At times we have seen people forging timestamps for mined blocks, pulse mining the network to skew the difficulty enough so that many coins are produced in an hour, then when the difficulty climbs as a result, the miner leaves for another network with lower difficulty and leaves us to mine slow blocks for an hour before they return as the difficulty goes back to normal. Wash, rinse repeat. We even saw people so bold as to incorporate TurtleCoin as the payload of botnets, presumably to get more mining power.
Miners and their grubby little hands were the least of our troubles, along the way we noticed bugs that either got exploited and created a fire that we had to put out (like the fusion spam), or bugs that hadnt yet been exploited luckily (like the remote RPC bug). Sometimes when you fork code from others, this is the risk you take.
Maybe it is getting clearer why we don’t have as many TurtleCoin forks around anymore. If it isn’t so clear, here is an analogy – If you put a plane in the air, and stop refueling it, it will eventually touch the ground.

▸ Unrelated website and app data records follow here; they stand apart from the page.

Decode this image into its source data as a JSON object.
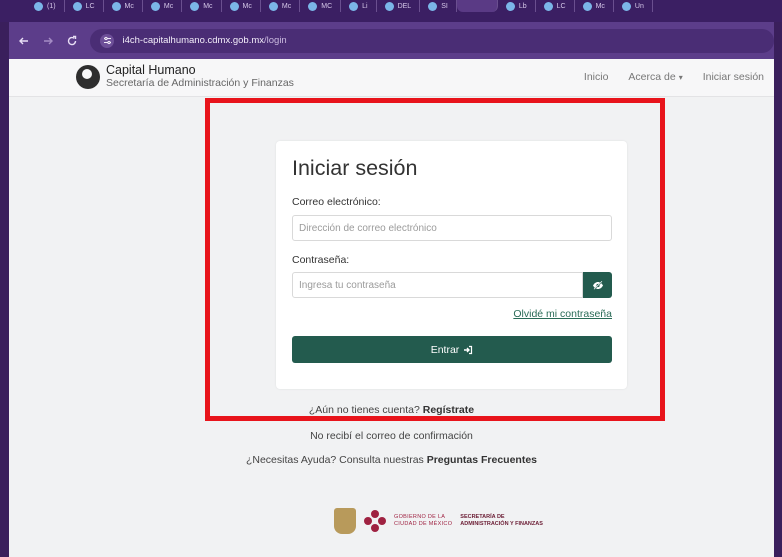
{
  "browser": {
    "tabs": [
      "(1)",
      "LC",
      "Mc",
      "Mc",
      "Mc",
      "Mc",
      "Mc",
      "MC",
      "Li",
      "DEL",
      "SI",
      "Lb",
      "LC",
      "Mc",
      "Un"
    ],
    "url_host": "i4ch-capitalhumano.cdmx.gob.mx",
    "url_path": "/login"
  },
  "header": {
    "brand_title": "Capital Humano",
    "brand_subtitle": "Secretaría de Administración y Finanzas",
    "nav": {
      "home": "Inicio",
      "about": "Acerca de",
      "login": "Iniciar sesión"
    }
  },
  "login": {
    "title": "Iniciar sesión",
    "email_label": "Correo electrónico:",
    "email_placeholder": "Dirección de correo electrónico",
    "password_label": "Contraseña:",
    "password_placeholder": "Ingresa tu contraseña",
    "forgot_link": "Olvidé mi contraseña",
    "submit_label": "Entrar"
  },
  "below": {
    "register_prompt": "¿Aún no tienes cuenta?",
    "register_link": "Regístrate",
    "confirm_email": "No recibí el correo de confirmación",
    "help_prompt": "¿Necesitas Ayuda? Consulta nuestras",
    "faq_link": "Preguntas Frecuentes"
  },
  "footer": {
    "gob_line1": "GOBIERNO DE LA",
    "gob_line2": "CIUDAD DE MÉXICO",
    "sec_line1": "SECRETARÍA DE",
    "sec_line2": "ADMINISTRACIÓN Y FINANZAS"
  },
  "colors": {
    "primary": "#235b4e",
    "highlight": "#e8141b",
    "browser_chrome": "#5c3d8a"
  }
}
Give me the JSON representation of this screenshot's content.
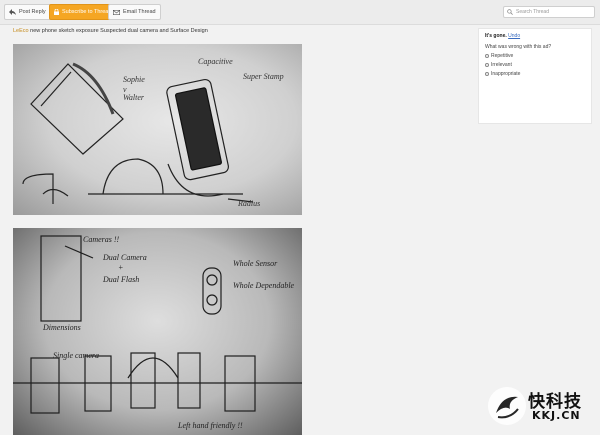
{
  "toolbar": {
    "post_reply": "Post Reply",
    "subscribe": "Subscribe to Thread",
    "email": "Email Thread",
    "search_placeholder": "Search Thread"
  },
  "headline": {
    "brand": "LeEco",
    "text": " new phone sketch exposure Suspected dual camera and Surface Design"
  },
  "ad_feedback": {
    "gone": "It's gone.",
    "undo": "Undo",
    "question": "What was wrong with this ad?",
    "options": [
      "Repetitive",
      "Irrelevant",
      "Inappropriate"
    ]
  },
  "watermark": {
    "cn": "快科技",
    "domain": "KKJ.CN"
  },
  "colors": {
    "accent": "#f5a623",
    "link": "#3a6cc0"
  }
}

With all of these problems, TurtleCoin still prevails, and has not to this day had a single attack on the protocol that caused a loss of funds from any user, and with a pot of gold at the end of the rainbow as big as the remaining emission, nobody has exploited that either. (at the time of this writing, TurtleCoin still has 91% of the supply left to be mined)
Three years later, TurtleCoin still receives new code every day, new features, improvements, fixes – and still has users transacting despite the price being the lowest it has ever been in history. During these three years, as a team we have seen hundreds of networks spawn from the TurtleCoin code. These networks may have been other peoples hopes and dreams, Id imagine.

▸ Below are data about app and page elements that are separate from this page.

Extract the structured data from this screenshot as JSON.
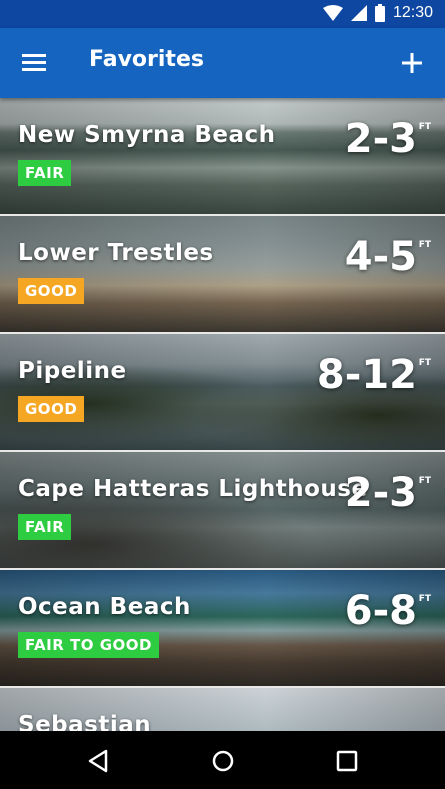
{
  "status_bar": {
    "time": "12:30"
  },
  "app_bar": {
    "title": "Favorites"
  },
  "spots": [
    {
      "name": "New Smyrna Beach",
      "rating": "FAIR",
      "height": "2-3",
      "unit": "FT"
    },
    {
      "name": "Lower Trestles",
      "rating": "GOOD",
      "height": "4-5",
      "unit": "FT"
    },
    {
      "name": "Pipeline",
      "rating": "GOOD",
      "height": "8-12",
      "unit": "FT"
    },
    {
      "name": "Cape Hatteras Lighthouse",
      "rating": "FAIR",
      "height": "2-3",
      "unit": "FT"
    },
    {
      "name": "Ocean Beach",
      "rating": "FAIR TO GOOD",
      "height": "6-8",
      "unit": "FT"
    },
    {
      "name": "Sebastian"
    }
  ],
  "colors": {
    "app_bar": "#1565c0",
    "status_bar": "#0d47a1",
    "fair": "#2ecc40",
    "good": "#f5a623"
  },
  "icons": [
    "wifi-icon",
    "signal-icon",
    "battery-icon",
    "menu-icon",
    "add-icon",
    "back-icon",
    "home-icon",
    "recents-icon"
  ]
}
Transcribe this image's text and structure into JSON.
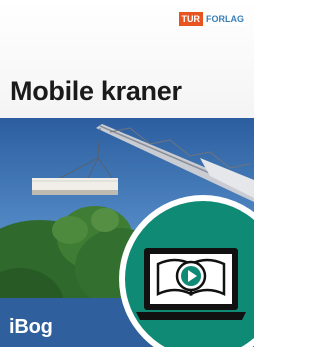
{
  "publisher": {
    "prefix": "TUR",
    "suffix": "FORLAG",
    "prefix_color": "#e8541f",
    "suffix_color": "#3a7fb8"
  },
  "title": "Mobile kraner",
  "brand": "iBog",
  "icons": {
    "video_book": "laptop-with-book-and-play-icon"
  },
  "colors": {
    "teal": "#0f8a74",
    "blue": "#2f5f9c"
  }
}
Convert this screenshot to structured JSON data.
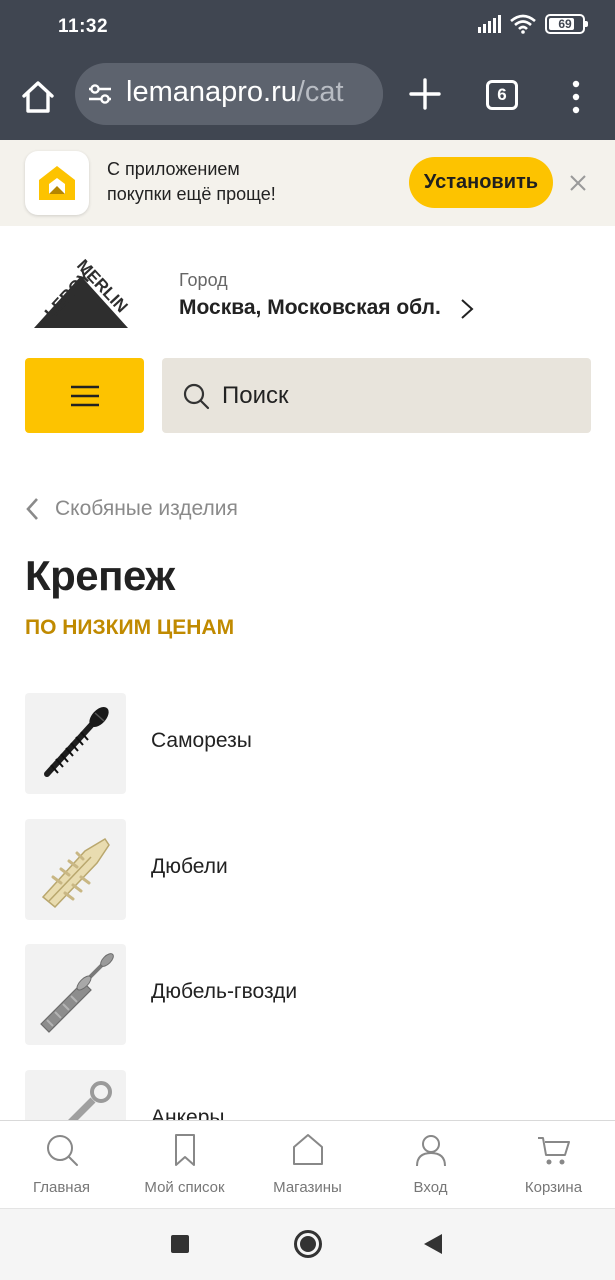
{
  "status_bar": {
    "time": "11:32",
    "battery_level": "69",
    "icons": [
      "signal-icon",
      "wifi-icon",
      "battery-icon"
    ]
  },
  "browser": {
    "url_main": "lemanapro.ru",
    "url_rest": "/cat",
    "tab_count": "6"
  },
  "app_banner": {
    "line1": "С приложением",
    "line2": "покупки ещё проще!",
    "install_label": "Установить"
  },
  "header": {
    "logo_text_1": "LEROY",
    "logo_text_2": "MERLIN",
    "city_label": "Город",
    "city_value": "Москва, Московская обл.",
    "search_placeholder": "Поиск"
  },
  "breadcrumb": {
    "back_label": "Скобяные изделия"
  },
  "page": {
    "title": "Крепеж",
    "subtitle": "ПО НИЗКИМ ЦЕНАМ"
  },
  "categories": [
    {
      "label": "Саморезы"
    },
    {
      "label": "Дюбели"
    },
    {
      "label": "Дюбель-гвозди"
    },
    {
      "label": "Анкеры"
    }
  ],
  "bottom_nav": [
    {
      "label": "Главная",
      "icon": "search-icon"
    },
    {
      "label": "Мой список",
      "icon": "bookmark-icon"
    },
    {
      "label": "Магазины",
      "icon": "store-icon"
    },
    {
      "label": "Вход",
      "icon": "user-icon"
    },
    {
      "label": "Корзина",
      "icon": "cart-icon"
    }
  ],
  "colors": {
    "accent_yellow": "#fdc300",
    "chrome_dark": "#404651",
    "subtitle_gold": "#c08a00"
  }
}
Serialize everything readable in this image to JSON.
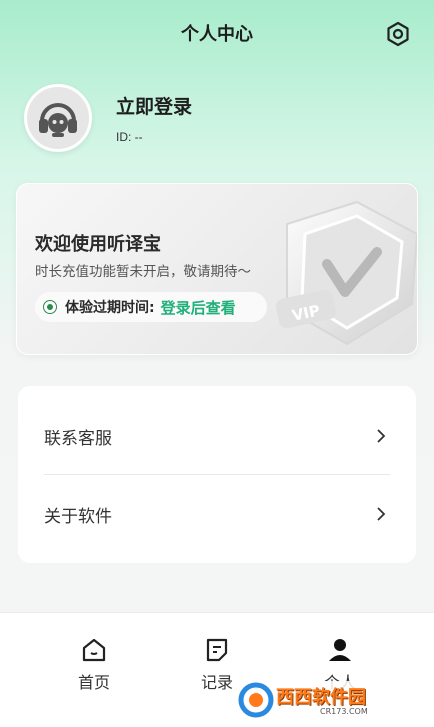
{
  "header": {
    "title": "个人中心",
    "settings_icon": "gear-icon"
  },
  "profile": {
    "avatar_icon": "headset-avatar-icon",
    "login_label": "立即登录",
    "id_label": "ID: --"
  },
  "vip_card": {
    "welcome": "欢迎使用听译宝",
    "description": "时长充值功能暂未开启，敬请期待～",
    "expire_label": "体验过期时间:",
    "expire_link": "登录后查看",
    "badge_text": "VIP",
    "accent_color": "#21b07a"
  },
  "menu": {
    "items": [
      {
        "label": "联系客服",
        "icon": "chevron-right-icon"
      },
      {
        "label": "关于软件",
        "icon": "chevron-right-icon"
      }
    ]
  },
  "bottom_nav": {
    "items": [
      {
        "label": "首页",
        "icon": "home-icon"
      },
      {
        "label": "记录",
        "icon": "document-icon"
      },
      {
        "label": "个人",
        "icon": "user-icon",
        "active": true
      }
    ]
  },
  "watermark": {
    "text": "西西软件园",
    "sub": "CR173.COM"
  }
}
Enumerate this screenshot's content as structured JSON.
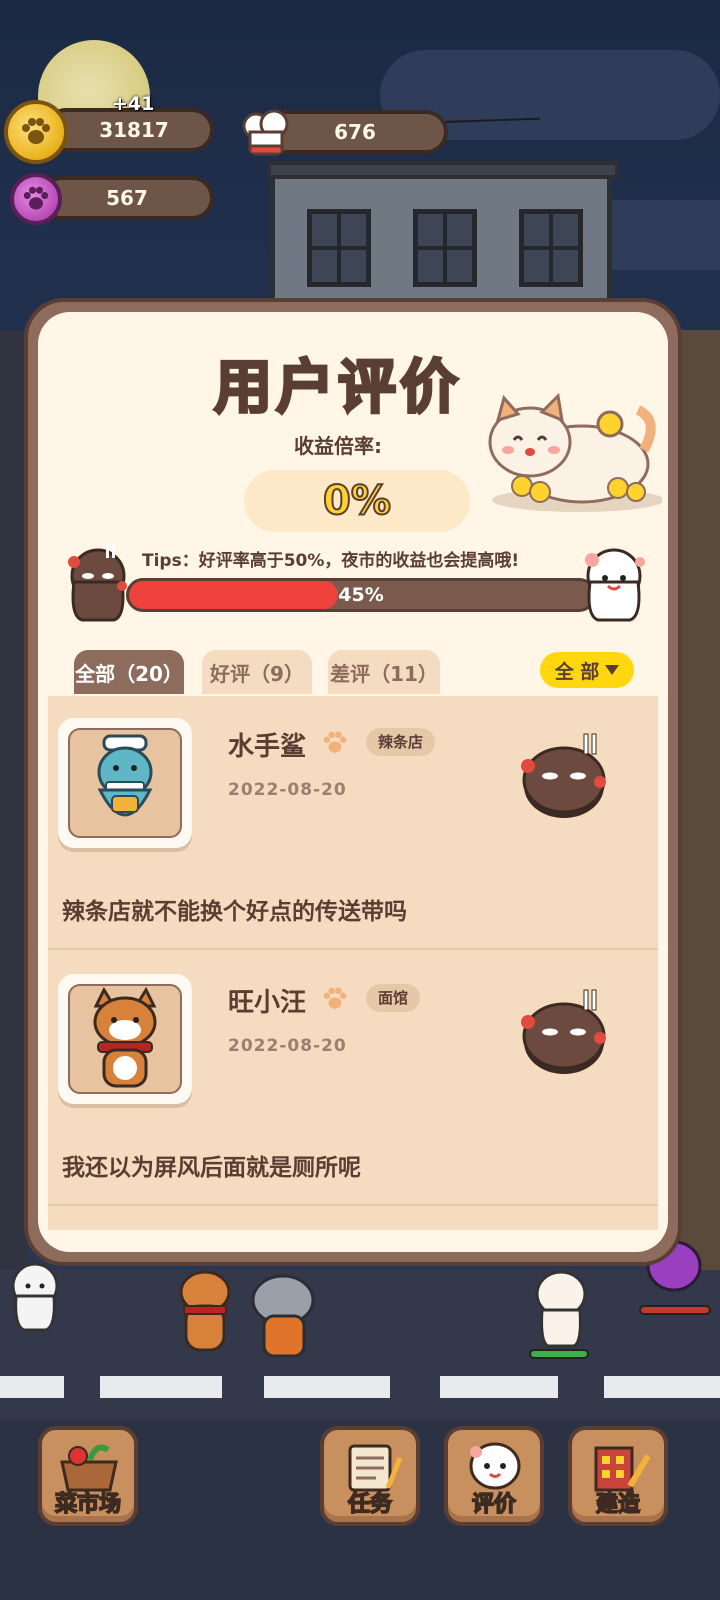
{
  "resources": {
    "coins": "31817",
    "coins_gain": "+41",
    "chef_hats": "676",
    "paw_gems": "567"
  },
  "panel": {
    "title": "用户评价",
    "subtitle": "收益倍率:",
    "rate": "0%",
    "tips": "Tips：好评率高于50%，夜市的收益也会提高哦!",
    "progress_label": "45%",
    "progress_value": 0.45
  },
  "tabs": [
    {
      "label": "全部（20）",
      "active": true
    },
    {
      "label": "好评（9）",
      "active": false
    },
    {
      "label": "差评（11）",
      "active": false
    }
  ],
  "filter": {
    "label": "全 部",
    "icon": "caret-down-icon"
  },
  "reviews": [
    {
      "name": "水手鲨",
      "shop": "辣条店",
      "date": "2022-08-20",
      "comment": "辣条店就不能换个好点的传送带吗",
      "mood": "angry-face-icon",
      "avatar": "shark-sailor"
    },
    {
      "name": "旺小汪",
      "shop": "面馆",
      "date": "2022-08-20",
      "comment": "我还以为屏风后面就是厕所呢",
      "mood": "angry-face-icon",
      "avatar": "shiba-dog"
    }
  ],
  "bottom_nav": [
    {
      "label": "菜市场",
      "icon": "market-basket-icon"
    },
    {
      "label": "任务",
      "icon": "task-scroll-icon"
    },
    {
      "label": "评价",
      "icon": "ghost-face-icon"
    },
    {
      "label": "建造",
      "icon": "build-brush-icon"
    }
  ],
  "colors": {
    "accent_yellow": "#ffd22e",
    "panel_brown": "#8d6b5d",
    "progress_red": "#f0423c",
    "cream": "#fff6e8"
  }
}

“Finally this will be the one” some of the forkers might say, before they sell off their entire premine and start the next project.

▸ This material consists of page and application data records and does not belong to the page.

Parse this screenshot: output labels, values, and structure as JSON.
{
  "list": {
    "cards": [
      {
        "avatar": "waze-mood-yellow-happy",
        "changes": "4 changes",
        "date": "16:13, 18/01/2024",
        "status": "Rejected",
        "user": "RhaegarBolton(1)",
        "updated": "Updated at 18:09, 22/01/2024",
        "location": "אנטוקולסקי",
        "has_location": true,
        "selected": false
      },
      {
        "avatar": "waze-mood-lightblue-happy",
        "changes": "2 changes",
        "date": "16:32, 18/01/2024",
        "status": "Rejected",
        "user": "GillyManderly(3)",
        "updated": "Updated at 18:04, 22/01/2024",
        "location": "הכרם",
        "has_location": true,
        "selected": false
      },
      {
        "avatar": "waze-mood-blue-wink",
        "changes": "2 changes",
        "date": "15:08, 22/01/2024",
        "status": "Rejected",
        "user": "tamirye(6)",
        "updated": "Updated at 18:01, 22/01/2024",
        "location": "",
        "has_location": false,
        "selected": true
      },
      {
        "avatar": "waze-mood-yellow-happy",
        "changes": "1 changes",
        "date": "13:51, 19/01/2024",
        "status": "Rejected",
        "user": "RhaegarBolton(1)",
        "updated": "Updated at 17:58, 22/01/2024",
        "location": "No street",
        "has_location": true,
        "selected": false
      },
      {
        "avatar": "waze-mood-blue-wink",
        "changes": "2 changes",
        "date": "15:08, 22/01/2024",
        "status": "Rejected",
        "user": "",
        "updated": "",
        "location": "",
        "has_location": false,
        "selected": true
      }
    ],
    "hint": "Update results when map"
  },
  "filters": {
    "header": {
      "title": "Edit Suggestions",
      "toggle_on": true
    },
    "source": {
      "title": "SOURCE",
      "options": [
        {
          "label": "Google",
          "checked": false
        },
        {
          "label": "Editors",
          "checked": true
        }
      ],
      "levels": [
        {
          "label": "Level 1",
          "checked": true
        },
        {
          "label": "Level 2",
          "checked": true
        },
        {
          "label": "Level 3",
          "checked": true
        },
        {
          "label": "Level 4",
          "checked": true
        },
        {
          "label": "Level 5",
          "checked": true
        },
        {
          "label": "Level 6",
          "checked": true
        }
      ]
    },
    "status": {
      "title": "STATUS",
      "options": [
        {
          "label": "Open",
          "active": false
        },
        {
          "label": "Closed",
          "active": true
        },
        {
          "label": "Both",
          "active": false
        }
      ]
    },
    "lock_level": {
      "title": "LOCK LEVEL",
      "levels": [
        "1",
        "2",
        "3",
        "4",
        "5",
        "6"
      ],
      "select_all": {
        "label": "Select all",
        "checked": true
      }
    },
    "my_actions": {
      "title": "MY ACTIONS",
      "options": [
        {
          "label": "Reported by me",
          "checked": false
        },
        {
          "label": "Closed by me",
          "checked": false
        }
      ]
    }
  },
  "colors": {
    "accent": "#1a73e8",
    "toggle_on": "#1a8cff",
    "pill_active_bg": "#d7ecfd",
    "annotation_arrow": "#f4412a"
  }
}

Today I can think of two networks that forked us that are still functioning, and of those two, when I think of how many receive software updates, Id have to say it is maybe one that is still actively developed.
As we round our way into the second era of TurtleCoin, the one where we scrap all code and write something new from scratch, I hope some of this funny business in the markets changes, and I do hope that all the forkers out there get their act together, however irrational they may be. TurtleCoin is our hopes and dreams, our pot of gold, our problem child. TurtleCoin is actively developed and every bit as serious of a project as others, it just has a funny name.
Accept no imitations, TurtleCoin is here to stay. When you think privacy, utility, and low cost transactions without showing the world your balance, think TurtleCoin. When you think about TurtleCoin, think about us, your captains, and a team that wont let you down no matter what the price.
Thanks for listening, I hope you all stick with us for TRTL v2.. its a game changer in the works. No more mining, even better privacy, everything new. Get some while you can, don’t say we didn’t warn you.
Also published on Medium.